# [EXERCISE DESCRIPTION]
Search the data for the word "right" and copy every line where it occurs.

# [RECORDS FOR THE EXERCISE]
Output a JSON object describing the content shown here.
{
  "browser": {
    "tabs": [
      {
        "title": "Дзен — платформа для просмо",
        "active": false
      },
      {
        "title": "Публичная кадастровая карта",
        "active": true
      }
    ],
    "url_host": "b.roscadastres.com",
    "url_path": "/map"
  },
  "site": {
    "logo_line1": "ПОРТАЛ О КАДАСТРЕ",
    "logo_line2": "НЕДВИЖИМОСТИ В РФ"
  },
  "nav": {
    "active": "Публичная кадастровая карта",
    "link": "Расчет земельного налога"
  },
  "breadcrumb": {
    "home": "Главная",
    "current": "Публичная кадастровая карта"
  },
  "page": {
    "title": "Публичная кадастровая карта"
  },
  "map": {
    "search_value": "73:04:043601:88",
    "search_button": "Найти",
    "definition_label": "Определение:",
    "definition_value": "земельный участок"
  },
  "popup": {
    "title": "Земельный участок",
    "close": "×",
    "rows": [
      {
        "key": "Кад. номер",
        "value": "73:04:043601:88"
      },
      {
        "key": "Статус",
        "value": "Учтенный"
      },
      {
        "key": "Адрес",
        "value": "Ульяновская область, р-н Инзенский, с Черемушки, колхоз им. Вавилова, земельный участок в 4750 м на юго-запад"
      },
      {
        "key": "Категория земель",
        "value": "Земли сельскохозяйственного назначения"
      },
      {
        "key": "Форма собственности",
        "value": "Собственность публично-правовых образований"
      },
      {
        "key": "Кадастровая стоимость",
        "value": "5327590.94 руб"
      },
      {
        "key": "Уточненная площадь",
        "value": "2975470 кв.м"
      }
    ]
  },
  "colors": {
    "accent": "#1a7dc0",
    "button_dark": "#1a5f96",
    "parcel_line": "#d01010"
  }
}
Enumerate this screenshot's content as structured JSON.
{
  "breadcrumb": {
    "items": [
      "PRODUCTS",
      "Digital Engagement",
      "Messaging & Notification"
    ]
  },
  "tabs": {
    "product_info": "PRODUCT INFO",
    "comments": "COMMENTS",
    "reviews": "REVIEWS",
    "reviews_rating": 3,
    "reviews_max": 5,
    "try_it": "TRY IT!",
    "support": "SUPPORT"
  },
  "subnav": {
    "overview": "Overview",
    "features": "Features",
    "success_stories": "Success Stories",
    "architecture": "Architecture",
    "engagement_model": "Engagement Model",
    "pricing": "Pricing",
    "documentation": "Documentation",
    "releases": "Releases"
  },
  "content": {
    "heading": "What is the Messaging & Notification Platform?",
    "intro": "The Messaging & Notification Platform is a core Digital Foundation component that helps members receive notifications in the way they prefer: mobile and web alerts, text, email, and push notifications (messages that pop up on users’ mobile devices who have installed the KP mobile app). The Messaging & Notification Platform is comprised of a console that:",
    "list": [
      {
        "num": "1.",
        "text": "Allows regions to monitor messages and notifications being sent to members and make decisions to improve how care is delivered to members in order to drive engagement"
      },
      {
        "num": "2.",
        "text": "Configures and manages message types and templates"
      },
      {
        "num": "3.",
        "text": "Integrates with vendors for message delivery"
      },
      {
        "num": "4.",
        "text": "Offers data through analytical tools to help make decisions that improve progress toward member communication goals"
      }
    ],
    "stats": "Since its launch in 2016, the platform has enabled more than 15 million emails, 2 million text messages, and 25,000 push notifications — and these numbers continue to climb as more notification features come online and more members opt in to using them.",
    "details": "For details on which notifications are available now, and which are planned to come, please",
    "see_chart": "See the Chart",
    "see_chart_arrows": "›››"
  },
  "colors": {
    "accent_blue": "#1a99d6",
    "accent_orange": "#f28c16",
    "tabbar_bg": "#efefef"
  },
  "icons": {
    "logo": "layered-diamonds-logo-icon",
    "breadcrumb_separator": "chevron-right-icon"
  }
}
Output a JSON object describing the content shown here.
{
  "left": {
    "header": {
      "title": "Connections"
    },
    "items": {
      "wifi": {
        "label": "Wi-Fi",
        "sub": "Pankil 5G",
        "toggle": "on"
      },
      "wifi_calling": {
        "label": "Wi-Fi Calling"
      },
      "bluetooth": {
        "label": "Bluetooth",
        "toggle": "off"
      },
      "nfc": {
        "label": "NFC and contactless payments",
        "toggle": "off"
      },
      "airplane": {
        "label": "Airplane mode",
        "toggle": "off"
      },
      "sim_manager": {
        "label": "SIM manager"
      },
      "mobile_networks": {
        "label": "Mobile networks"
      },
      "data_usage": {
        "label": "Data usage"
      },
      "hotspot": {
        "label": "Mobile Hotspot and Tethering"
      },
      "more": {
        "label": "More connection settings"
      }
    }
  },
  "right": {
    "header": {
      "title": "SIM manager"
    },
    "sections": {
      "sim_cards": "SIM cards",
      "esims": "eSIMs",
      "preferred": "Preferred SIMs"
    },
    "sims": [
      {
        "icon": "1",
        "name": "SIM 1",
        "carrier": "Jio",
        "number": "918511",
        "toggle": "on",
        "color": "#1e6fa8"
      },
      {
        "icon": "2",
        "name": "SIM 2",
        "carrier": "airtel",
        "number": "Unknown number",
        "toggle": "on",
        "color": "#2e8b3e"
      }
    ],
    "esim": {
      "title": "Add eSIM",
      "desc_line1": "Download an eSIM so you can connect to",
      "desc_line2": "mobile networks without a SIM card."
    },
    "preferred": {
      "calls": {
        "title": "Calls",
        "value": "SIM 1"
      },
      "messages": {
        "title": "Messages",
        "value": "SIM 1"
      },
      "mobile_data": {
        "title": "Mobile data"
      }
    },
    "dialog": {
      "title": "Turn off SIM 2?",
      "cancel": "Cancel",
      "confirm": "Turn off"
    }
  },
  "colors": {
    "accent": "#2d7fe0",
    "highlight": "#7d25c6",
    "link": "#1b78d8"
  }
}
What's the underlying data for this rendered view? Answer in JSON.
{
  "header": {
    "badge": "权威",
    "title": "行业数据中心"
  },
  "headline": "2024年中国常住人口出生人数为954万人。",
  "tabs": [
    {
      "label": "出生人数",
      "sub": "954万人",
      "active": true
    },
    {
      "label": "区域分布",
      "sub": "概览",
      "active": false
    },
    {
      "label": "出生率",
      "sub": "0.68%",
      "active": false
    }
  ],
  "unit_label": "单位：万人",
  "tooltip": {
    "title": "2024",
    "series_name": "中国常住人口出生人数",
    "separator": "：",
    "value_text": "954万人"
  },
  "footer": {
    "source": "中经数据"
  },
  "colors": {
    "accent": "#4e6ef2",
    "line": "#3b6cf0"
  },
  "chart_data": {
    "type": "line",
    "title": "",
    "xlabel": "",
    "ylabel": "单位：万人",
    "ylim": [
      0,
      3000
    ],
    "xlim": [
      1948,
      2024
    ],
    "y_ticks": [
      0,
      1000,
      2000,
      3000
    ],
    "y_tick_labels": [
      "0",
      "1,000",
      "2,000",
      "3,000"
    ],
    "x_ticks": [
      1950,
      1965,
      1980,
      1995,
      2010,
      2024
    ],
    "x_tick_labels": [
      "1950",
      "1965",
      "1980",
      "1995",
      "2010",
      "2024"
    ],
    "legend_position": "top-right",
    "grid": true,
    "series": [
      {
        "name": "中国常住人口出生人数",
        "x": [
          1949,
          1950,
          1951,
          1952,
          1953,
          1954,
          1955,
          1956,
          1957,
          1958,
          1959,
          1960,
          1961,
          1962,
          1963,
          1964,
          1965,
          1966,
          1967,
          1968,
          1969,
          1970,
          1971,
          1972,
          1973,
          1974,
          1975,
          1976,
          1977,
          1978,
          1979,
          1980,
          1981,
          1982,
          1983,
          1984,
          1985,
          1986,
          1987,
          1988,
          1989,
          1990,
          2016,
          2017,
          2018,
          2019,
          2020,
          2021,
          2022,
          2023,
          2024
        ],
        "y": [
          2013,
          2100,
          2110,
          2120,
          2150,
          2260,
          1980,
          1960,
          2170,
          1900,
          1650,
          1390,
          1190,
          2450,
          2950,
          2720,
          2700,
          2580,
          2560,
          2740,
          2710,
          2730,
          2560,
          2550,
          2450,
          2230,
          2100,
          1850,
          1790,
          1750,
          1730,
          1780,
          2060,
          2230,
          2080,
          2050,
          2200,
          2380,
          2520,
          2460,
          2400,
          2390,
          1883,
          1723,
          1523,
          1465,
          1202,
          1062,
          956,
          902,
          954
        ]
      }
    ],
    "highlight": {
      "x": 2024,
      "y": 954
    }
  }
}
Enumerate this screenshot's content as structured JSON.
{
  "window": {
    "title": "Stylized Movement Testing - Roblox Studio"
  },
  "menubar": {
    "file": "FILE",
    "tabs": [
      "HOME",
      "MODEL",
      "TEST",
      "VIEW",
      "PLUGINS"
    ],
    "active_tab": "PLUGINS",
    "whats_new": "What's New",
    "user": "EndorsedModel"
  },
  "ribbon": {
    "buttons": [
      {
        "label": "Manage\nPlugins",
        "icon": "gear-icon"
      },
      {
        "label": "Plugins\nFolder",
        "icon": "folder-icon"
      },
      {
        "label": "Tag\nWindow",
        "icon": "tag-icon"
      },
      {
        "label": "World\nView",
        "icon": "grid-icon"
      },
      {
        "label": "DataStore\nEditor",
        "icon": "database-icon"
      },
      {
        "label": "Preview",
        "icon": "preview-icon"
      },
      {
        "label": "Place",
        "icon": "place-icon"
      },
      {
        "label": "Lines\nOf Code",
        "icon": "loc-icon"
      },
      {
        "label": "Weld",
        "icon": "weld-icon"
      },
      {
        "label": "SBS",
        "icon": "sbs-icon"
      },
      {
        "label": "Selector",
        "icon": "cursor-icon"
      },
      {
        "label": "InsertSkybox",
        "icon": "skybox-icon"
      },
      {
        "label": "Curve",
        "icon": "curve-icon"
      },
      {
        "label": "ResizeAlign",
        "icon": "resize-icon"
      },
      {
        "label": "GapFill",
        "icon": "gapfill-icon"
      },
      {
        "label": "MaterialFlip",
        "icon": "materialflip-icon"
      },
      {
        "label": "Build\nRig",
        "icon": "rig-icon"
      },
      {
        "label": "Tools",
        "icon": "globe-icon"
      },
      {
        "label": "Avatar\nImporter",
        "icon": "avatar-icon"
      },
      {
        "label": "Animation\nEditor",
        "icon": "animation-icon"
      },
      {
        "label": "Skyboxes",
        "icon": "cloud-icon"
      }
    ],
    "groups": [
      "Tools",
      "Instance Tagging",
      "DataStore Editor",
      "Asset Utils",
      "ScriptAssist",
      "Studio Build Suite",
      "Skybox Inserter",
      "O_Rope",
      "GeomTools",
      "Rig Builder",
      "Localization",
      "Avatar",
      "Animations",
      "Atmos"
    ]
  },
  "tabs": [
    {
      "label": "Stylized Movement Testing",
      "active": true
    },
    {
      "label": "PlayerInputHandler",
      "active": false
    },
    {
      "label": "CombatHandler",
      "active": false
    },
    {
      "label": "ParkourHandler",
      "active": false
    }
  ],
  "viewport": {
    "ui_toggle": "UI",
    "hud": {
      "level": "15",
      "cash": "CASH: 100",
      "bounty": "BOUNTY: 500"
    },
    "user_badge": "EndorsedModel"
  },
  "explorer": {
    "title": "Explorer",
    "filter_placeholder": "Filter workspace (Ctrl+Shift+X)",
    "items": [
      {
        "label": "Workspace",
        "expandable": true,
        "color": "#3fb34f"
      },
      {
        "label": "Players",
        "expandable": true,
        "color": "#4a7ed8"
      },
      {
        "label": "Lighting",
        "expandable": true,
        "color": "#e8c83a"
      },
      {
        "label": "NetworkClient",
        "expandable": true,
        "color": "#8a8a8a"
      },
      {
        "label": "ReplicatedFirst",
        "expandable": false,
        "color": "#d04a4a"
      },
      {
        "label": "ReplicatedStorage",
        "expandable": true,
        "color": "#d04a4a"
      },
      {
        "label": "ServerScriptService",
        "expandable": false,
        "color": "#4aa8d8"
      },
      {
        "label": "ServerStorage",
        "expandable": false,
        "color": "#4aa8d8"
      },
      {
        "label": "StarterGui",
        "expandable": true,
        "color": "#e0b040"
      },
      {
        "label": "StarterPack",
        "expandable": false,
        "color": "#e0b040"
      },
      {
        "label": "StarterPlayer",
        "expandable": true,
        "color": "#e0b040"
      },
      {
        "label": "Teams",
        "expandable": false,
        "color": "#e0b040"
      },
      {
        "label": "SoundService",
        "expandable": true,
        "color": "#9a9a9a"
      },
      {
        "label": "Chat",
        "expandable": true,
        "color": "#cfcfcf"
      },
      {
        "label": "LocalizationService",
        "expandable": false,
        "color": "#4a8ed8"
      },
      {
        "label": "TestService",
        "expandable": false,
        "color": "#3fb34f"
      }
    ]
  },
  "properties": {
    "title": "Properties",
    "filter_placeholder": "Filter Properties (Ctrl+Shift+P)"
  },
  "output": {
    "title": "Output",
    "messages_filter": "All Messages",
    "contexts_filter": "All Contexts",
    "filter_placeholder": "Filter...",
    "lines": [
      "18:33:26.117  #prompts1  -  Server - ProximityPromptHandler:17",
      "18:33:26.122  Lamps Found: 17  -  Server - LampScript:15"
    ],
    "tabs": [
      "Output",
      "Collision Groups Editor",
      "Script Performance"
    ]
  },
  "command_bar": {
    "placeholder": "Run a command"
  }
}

# [ANSWER AREA]
    "breadcrumb_separator": "chevron-right-icon"
  "right": {
    "legend_position": "top-right",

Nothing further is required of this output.